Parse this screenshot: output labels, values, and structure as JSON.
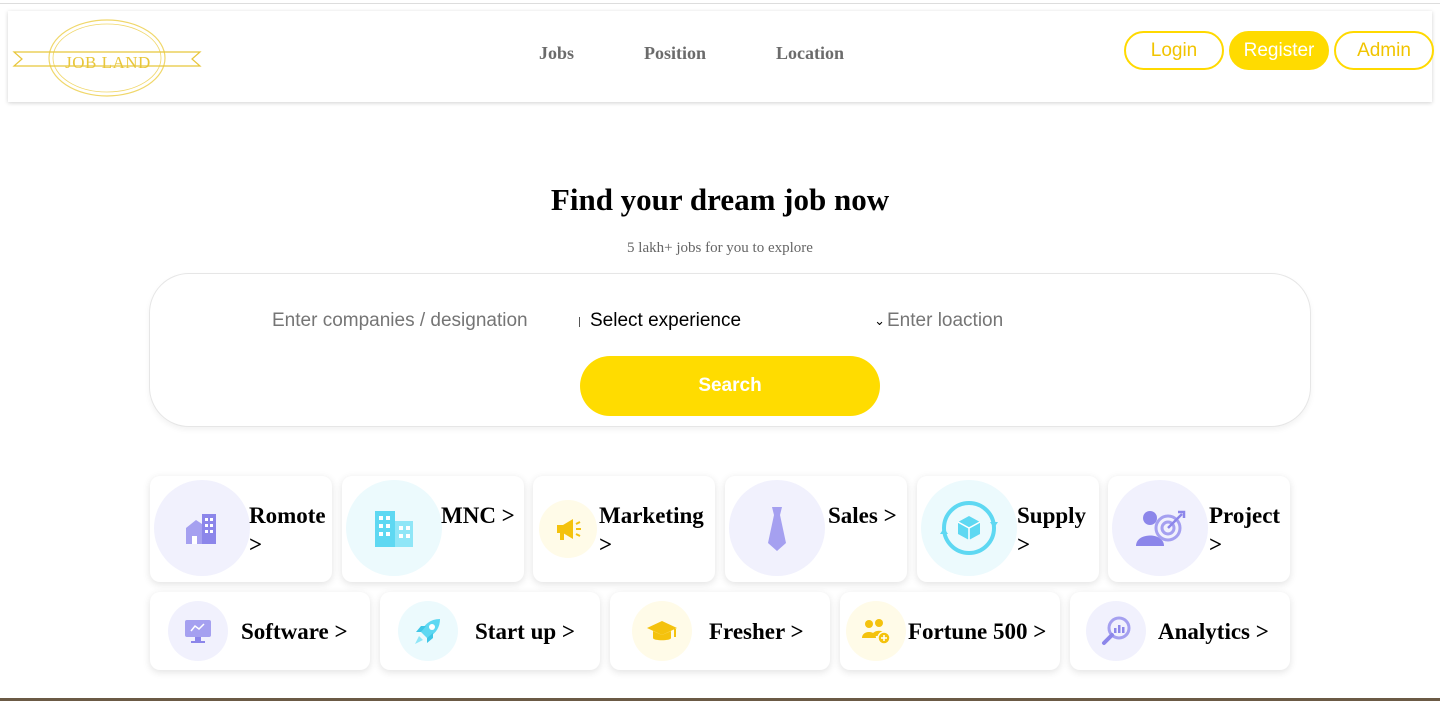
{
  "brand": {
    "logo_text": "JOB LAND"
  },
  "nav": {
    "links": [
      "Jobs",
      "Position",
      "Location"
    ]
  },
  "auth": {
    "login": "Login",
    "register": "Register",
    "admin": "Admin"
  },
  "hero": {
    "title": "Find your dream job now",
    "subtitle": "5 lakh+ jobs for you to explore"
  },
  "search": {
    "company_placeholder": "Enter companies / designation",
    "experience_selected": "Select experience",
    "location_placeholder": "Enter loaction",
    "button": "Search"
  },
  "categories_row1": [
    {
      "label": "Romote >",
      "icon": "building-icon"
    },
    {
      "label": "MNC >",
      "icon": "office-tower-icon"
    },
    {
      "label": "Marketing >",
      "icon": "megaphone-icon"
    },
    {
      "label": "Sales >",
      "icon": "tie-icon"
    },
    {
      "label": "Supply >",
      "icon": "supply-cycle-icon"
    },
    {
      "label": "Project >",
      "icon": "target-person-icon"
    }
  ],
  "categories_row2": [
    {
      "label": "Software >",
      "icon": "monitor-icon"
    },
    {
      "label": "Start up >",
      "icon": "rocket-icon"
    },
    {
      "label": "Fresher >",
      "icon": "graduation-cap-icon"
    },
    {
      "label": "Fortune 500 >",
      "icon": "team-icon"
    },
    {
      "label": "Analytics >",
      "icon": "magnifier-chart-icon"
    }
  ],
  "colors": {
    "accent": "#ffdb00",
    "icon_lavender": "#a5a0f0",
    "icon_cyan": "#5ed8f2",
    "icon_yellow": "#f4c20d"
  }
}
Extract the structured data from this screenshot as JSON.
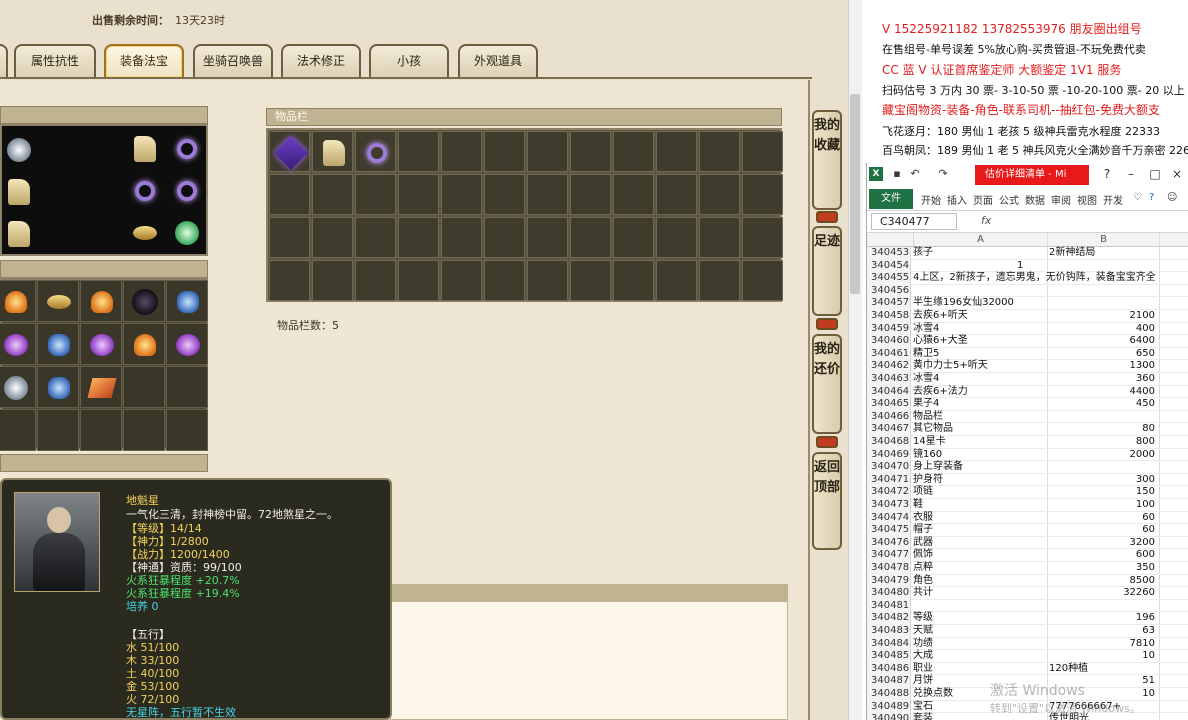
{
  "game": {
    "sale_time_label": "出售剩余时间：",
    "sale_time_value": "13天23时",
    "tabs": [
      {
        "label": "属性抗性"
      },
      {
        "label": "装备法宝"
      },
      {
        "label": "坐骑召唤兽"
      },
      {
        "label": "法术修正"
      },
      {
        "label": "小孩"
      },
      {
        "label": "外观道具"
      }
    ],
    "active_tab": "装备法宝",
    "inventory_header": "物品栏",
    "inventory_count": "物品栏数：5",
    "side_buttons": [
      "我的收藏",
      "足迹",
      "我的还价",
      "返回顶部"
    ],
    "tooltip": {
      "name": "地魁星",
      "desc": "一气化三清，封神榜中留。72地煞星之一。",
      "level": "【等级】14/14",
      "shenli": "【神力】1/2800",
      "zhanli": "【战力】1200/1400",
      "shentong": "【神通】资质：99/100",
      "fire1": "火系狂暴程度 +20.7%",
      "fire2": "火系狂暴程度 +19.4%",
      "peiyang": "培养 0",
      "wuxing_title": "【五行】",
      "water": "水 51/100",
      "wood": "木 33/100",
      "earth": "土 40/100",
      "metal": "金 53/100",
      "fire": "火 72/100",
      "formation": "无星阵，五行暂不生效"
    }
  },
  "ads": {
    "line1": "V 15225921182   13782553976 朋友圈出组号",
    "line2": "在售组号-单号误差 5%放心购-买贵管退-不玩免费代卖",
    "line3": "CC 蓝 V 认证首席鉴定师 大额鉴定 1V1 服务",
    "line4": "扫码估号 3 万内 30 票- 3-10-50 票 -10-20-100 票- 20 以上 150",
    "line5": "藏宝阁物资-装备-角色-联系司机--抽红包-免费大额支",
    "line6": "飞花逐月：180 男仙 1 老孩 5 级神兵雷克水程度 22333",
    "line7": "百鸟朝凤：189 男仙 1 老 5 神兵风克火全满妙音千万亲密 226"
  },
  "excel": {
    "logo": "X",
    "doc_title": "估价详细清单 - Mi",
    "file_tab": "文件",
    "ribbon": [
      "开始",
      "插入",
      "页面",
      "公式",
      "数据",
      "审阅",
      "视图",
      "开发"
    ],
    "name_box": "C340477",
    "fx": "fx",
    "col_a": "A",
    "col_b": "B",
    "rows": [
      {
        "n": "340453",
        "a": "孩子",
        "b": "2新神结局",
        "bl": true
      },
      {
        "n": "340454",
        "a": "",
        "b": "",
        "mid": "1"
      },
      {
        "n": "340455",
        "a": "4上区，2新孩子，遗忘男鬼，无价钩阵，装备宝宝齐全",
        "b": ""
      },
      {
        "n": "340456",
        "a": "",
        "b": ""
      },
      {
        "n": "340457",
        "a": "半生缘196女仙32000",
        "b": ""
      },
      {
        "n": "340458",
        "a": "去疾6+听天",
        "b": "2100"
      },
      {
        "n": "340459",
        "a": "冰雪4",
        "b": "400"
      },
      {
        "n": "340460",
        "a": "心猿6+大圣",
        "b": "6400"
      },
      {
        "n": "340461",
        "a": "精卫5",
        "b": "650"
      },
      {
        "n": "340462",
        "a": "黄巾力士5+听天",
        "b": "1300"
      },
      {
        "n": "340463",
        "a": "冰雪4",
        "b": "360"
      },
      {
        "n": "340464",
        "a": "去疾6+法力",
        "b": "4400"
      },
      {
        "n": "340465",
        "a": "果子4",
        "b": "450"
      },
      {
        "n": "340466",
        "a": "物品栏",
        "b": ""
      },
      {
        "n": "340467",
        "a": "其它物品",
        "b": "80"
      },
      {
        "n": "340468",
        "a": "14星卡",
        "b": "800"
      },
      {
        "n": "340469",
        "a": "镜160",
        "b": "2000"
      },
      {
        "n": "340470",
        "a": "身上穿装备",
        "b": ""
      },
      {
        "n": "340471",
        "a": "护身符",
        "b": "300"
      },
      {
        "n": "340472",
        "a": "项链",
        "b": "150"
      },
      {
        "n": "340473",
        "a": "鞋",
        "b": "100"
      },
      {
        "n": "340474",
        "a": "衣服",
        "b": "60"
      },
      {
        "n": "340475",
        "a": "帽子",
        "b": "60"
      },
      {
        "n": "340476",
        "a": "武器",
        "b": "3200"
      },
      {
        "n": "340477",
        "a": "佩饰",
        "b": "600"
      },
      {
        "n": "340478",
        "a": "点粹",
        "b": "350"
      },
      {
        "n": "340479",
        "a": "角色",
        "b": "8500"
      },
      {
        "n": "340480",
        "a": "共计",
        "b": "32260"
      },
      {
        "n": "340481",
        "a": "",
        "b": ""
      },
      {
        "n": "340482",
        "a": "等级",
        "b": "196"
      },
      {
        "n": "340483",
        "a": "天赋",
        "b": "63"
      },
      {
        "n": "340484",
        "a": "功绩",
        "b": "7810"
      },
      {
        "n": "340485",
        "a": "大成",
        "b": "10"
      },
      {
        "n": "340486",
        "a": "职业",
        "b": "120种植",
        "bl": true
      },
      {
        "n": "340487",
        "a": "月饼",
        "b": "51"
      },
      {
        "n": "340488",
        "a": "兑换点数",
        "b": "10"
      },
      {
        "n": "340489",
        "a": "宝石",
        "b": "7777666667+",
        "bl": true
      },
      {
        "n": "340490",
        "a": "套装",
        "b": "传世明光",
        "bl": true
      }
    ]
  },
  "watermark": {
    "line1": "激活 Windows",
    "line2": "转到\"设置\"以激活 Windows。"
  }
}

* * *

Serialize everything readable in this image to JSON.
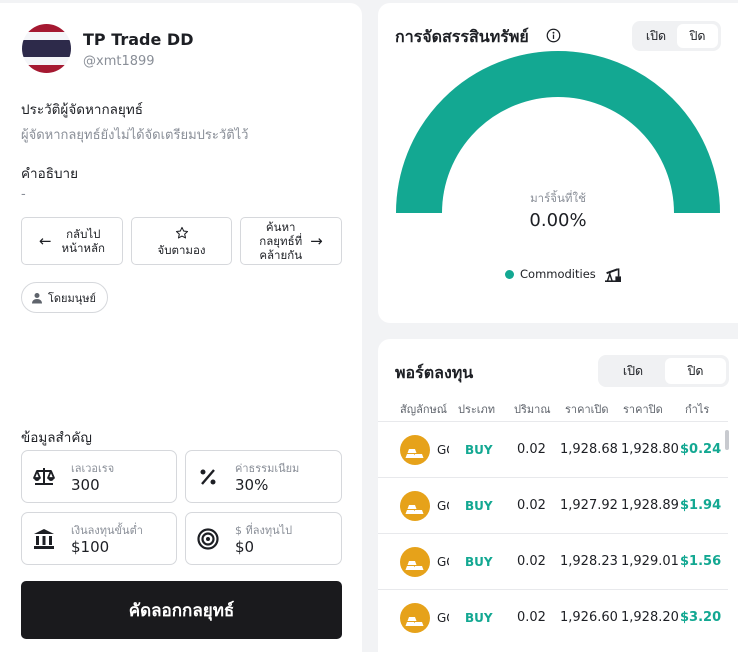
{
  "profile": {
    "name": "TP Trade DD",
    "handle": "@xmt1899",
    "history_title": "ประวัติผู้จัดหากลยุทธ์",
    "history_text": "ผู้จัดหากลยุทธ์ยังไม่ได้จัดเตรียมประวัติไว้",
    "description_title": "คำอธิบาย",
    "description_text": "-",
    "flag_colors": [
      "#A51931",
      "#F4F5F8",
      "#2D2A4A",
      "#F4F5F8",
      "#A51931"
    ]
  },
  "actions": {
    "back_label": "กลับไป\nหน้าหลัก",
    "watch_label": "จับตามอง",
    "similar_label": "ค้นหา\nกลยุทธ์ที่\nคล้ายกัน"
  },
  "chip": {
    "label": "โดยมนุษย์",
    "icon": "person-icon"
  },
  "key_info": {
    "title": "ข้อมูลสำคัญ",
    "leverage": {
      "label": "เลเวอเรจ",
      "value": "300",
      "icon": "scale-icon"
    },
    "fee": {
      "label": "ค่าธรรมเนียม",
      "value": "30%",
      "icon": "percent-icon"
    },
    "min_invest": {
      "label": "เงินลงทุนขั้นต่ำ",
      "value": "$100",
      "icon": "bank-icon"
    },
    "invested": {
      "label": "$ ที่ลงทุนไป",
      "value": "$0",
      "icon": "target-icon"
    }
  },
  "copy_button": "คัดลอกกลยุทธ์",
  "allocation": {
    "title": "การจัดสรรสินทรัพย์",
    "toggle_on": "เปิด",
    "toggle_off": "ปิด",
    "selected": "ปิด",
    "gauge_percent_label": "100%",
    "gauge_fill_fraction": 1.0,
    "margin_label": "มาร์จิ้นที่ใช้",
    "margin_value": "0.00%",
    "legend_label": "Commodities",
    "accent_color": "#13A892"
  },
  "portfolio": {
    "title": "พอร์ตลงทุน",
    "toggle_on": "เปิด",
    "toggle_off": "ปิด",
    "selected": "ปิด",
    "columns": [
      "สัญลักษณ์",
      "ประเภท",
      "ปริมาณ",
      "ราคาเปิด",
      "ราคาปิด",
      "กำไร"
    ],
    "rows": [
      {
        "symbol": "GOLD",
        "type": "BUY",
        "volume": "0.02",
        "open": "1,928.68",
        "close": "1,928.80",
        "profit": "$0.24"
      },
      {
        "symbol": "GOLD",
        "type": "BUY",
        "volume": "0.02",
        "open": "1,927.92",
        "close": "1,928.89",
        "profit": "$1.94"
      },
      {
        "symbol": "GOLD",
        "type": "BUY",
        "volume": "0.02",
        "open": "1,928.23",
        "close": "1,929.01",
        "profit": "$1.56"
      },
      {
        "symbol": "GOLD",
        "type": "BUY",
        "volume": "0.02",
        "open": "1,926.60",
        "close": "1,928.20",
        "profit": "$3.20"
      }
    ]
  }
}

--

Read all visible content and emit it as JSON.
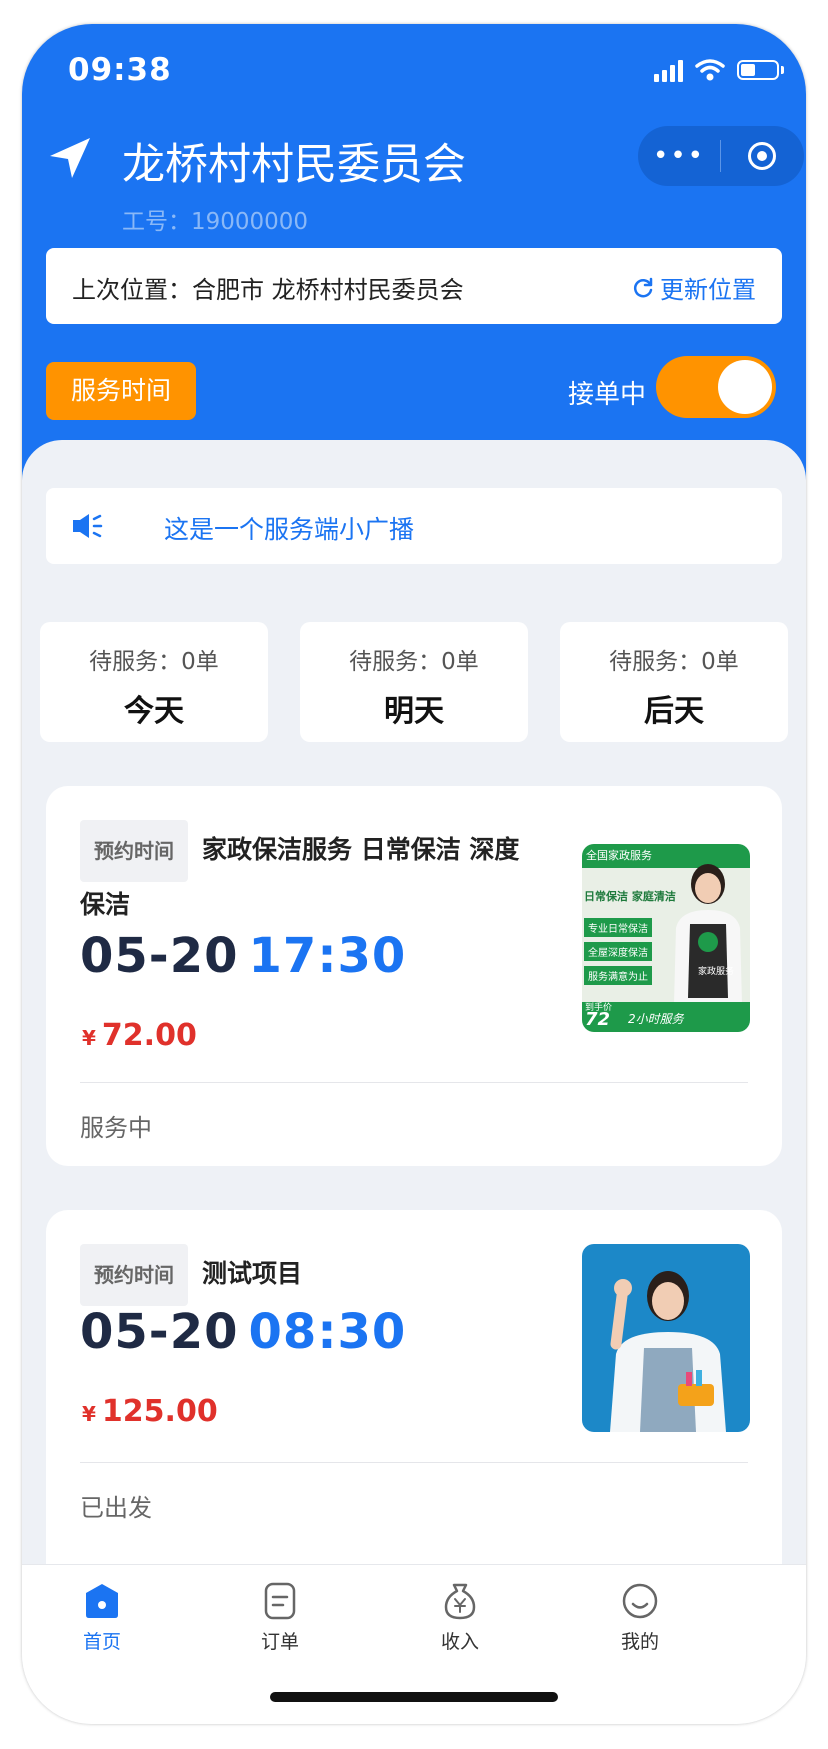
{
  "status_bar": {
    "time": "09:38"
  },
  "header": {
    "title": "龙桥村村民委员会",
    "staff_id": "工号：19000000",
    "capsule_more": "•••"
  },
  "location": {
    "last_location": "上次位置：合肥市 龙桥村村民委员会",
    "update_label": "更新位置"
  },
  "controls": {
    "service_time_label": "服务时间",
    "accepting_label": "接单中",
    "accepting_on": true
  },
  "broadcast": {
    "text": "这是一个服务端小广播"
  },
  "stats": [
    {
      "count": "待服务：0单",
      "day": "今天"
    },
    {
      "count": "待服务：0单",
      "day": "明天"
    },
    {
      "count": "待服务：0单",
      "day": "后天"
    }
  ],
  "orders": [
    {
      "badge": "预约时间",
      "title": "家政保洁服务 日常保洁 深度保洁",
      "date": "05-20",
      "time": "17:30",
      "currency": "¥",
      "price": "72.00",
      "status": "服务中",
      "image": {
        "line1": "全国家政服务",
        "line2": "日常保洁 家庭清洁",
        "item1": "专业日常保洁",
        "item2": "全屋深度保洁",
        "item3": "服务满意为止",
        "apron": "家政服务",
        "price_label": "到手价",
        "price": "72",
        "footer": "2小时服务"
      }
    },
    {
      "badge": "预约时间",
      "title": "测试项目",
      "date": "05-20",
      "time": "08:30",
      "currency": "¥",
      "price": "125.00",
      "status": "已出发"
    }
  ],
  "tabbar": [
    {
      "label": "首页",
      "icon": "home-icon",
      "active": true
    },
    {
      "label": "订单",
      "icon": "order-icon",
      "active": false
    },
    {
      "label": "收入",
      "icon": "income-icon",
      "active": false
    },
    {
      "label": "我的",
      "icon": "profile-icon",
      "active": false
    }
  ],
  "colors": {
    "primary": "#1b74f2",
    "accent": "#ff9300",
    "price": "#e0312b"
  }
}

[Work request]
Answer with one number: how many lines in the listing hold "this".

[Solution to the exercise]
3